(Photo: Bryan Denton from the CJ Chiver blog)
He’s had a number of great dispatches on the New York Times’ At War blog and at his website about the gear and tactics being employed by the rag-tag group of anti-Gadhaffians. But the latest post left me gasping.
Looks like our friends tooling around in DShK-wielding Toyotas have started welding aircraft rocket pods to their technicals in hopes of matching Libyan army firepower.

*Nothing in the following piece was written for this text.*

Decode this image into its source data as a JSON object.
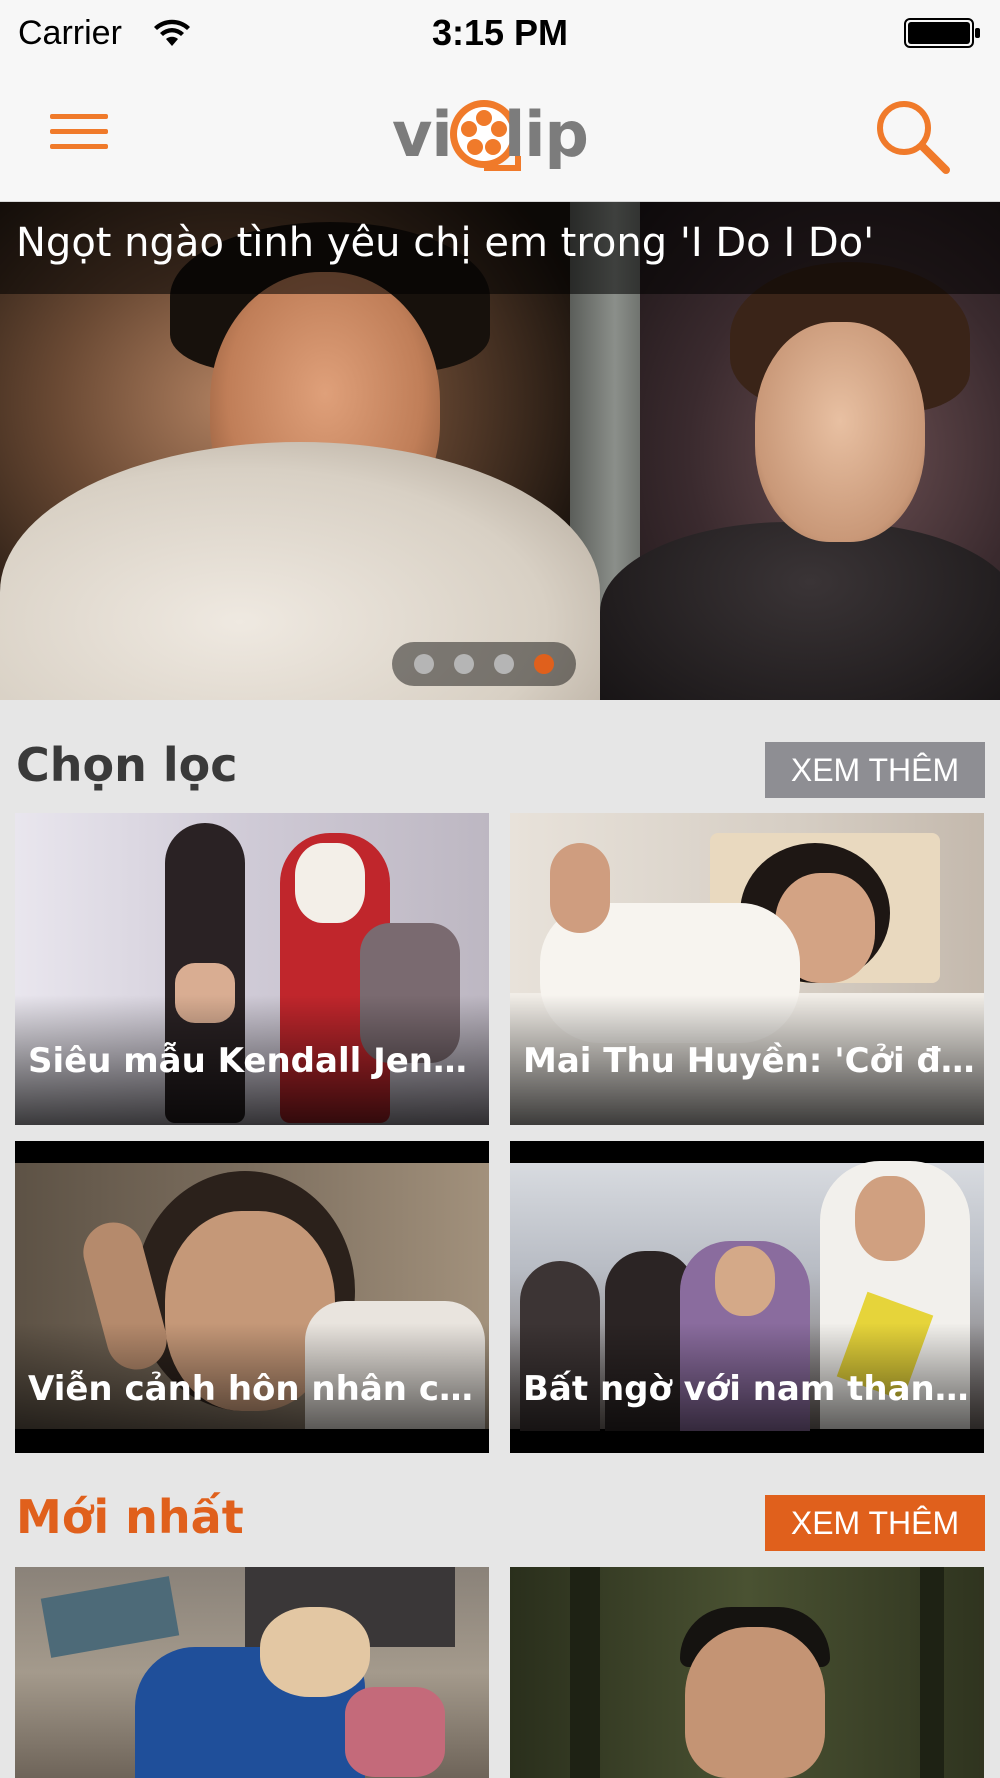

When it comes to mounting aviation weapons systems on pickup trucks, these kinds of weapons are, in a word, a sight. They are also a fright. They seem to spring from some post-apocalyptic dream, and in the eyes of many rebels their mere presence among otherwise lightly equipped forces suggests promise and power. But this is not quite so. In truth, the men who fire them have little idea of how far these rockets fly, a limited ability to change their elevation, and, (depending on the makeshift mount), often have no ability to traverse them left or right. Often times, those who fire them fire them this way: They point the front grill of their truck in the rough direction of the intended target, and commence launching a barrage. The result is obvious even before the first rockets whoosh into the air. Those involved can make their high-explosive rockets go up. They have only the faintest sense of where the rockets will come down.

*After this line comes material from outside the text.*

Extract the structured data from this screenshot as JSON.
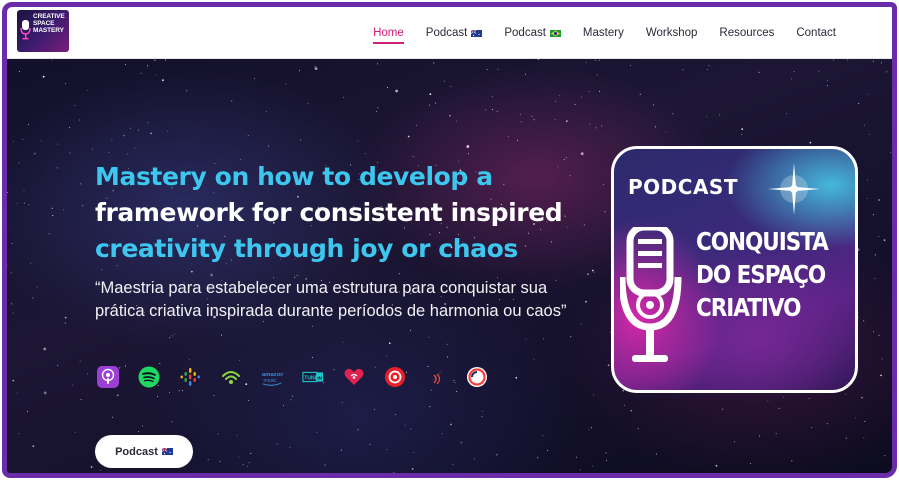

And Chivers brings up a good point later in his post when he makes the uncomfortable admission that since these things can’t in any way be even close to accurately fired, they border on the indiscriminate.
Now, isn’t that what NATO forces are dropping bombs in Libya — to protect civilians. How can we be assured that the Libyan Mad Max weaponry isn’t hitting the very people we’re trying to “protect?”
Many Libyan rebels – more spirited than experienced – nonetheless approve of their rocket brigades. With their almost sci-fi aesthetic, and the tremendous noise and show they make when fired, they are a morale-booster for troops who know little of effective tactics or of how modern weapons actually work.